Since a few of you discussed some of his articles without me in the links, I’ll take a stab at this one.
If you’re like me, you could use at least a brief break from talking about Donald Trump. So why don’t we talk about Ivanka Trump instead? You see, recently she said something that would have been remarkable coming from any Republican, but was truly awesome coming from the Daughter in Chief.
Let’s not talk about Krugman. Lets instead talk about Krugman’s wife. Tell me, does she still look at you while somebody else fucks her brains out?
Do you see why that is a ridiculous way to start a column? Probably not. But do continue.
O.K., this was world-class lack of self-awareness: It doesn’t get much better than being lectured on self-reliance by an heiress whose business strategy involves trading on her father’s name.
So what? So does every politician named Kennedy.
But let’s go beyond the personal here. We know a lot about upward mobility in different countries, and the facts are not what Republicans want to hear.
The key observation, based on a growing body of research, is that when it comes to upward social mobility, the U.S. is truly exceptional — that is, it performs exceptionally badly. Americans whose parents have low incomes are more likely to have low incomes themselves, and less likely to make it into the middle or upper class, than their counterparts in other advanced countries. And those who are born affluent are, correspondingly, more likely to keep their status.

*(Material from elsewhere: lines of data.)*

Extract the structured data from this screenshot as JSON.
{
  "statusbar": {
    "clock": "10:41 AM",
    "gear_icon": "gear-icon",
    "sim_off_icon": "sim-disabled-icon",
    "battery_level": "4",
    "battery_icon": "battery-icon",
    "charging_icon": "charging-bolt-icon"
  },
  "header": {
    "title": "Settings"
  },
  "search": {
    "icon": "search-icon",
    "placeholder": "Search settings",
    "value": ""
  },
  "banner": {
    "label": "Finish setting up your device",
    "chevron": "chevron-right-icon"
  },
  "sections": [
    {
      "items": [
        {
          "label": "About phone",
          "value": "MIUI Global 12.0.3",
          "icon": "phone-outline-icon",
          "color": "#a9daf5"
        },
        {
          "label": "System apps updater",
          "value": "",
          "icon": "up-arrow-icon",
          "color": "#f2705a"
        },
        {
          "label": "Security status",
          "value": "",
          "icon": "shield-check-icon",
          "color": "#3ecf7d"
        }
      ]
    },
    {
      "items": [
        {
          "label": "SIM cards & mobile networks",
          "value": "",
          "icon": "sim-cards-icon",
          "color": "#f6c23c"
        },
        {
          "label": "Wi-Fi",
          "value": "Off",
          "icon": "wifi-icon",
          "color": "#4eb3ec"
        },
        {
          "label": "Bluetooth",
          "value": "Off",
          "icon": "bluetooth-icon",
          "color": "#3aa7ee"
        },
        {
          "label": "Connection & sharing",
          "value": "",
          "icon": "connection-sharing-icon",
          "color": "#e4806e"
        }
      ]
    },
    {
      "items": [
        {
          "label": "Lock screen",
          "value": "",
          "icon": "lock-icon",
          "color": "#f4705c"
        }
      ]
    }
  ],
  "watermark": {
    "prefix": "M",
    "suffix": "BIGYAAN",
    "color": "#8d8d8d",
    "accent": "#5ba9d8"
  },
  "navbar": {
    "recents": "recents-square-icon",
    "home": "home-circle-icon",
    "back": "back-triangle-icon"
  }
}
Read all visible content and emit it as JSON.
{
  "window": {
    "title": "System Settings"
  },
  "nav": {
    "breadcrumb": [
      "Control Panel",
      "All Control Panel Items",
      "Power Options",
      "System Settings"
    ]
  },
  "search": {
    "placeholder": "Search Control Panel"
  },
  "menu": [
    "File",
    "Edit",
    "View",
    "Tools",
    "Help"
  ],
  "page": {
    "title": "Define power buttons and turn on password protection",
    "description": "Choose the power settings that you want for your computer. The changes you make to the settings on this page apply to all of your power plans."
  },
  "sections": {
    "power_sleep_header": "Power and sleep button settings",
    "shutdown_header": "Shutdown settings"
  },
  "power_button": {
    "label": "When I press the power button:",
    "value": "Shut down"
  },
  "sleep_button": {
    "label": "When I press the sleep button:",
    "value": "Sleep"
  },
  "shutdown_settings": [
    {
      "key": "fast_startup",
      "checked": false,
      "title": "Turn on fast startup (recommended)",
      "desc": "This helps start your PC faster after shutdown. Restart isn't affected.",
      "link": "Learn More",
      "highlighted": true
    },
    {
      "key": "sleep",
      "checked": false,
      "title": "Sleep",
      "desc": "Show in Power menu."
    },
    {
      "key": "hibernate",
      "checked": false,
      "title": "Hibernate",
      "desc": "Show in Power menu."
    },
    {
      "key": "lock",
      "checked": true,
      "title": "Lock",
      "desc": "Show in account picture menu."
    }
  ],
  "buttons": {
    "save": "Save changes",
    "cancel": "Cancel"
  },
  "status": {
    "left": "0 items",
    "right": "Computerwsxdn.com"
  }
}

You know where this is going. Because there must be somebody on Earth we can emulate…
Back to the “potential for upward mobility”: Where do people from poor or modest backgrounds have the best chance of getting ahead? The answer is that Scandinavia leads the rankings, although Canada also does well. And here’s the thing: The Nordic countries don’t just have low inequality, they also have much bigger governments, much more extensive social safety nets, than we do. In other words, they have what Republicans denounce as “socialism” (it really isn’t, but never mind).
Are they socialists or not? I’m pretty sure if I point out Cuba, Cambodia, Venezuela, and Zimbabwe as socialist helloles, you’ll start talking about Sweden. Pick one shit head.
But as to the question of upward mobility, here’s a fun snippet from OECD.
Intergenerational mobility reflects a host of factors, including inherited traits, social norms and public policies that may influence the individual’s willingness and ability to seize economic opportunities. These factors are difficult to unbundle precisely and, as regards norms and policies, to some extent reflect societal choices over institutional settings as well as differences in choices over redistribution and equity, which are likely to be valued differently across countries. Therefore, no “benchmark” mobility level can be identified in cross-country comparisons.
So comparing the country with the world’s largest economy to a tiny European ethnostate, is pardon my anglo-saxomisms, probably comparing shit to syphilis.
Which means once again, we have to point out the countries you are talking about have small, nearly homogenous populations, distributed among a few population centers. How small exactly? The United States has more millionaires than Sweden has people. Even then, the millionaires in Sweden appear to have inherited their wealth. Why does Sweden have the type of “income equality” that they do? Probably because their middle class pays most of the taxes, and if you happen to be a high earner you have incentive to leave….because the taxes there suck balls.
At any rate, here is a book I am sure you never read that explains how many of these so called “successes” are actually the result of free market reforms that have been put in place since the 70’s…when the Swedes figured out they were turning into what we now call Venezuela. So how do you conclude?
By contrast, progressive Democrats are calling for universal health care, increased aid to the poor, and programs offering free or at least subsidized college tuition. They’re calling for aid that helps middle- and lower-income parents afford quality child care. And they propose paying for these benefits with increased taxes on high incomes and large fortunes.
Yes, because Universal Healthcare is working out in Finland. If you need to find out how well that works out in the US, one simply need to look at how well the Veteran’s Administration is meeting the challenge of providing universal healthcare to 3-4% of the US population. Its particularly bad if you live in a rural area.
Which I assume an asshole like you is okay with fucking over the half of the country that doesn’t vote for your preferred politicians.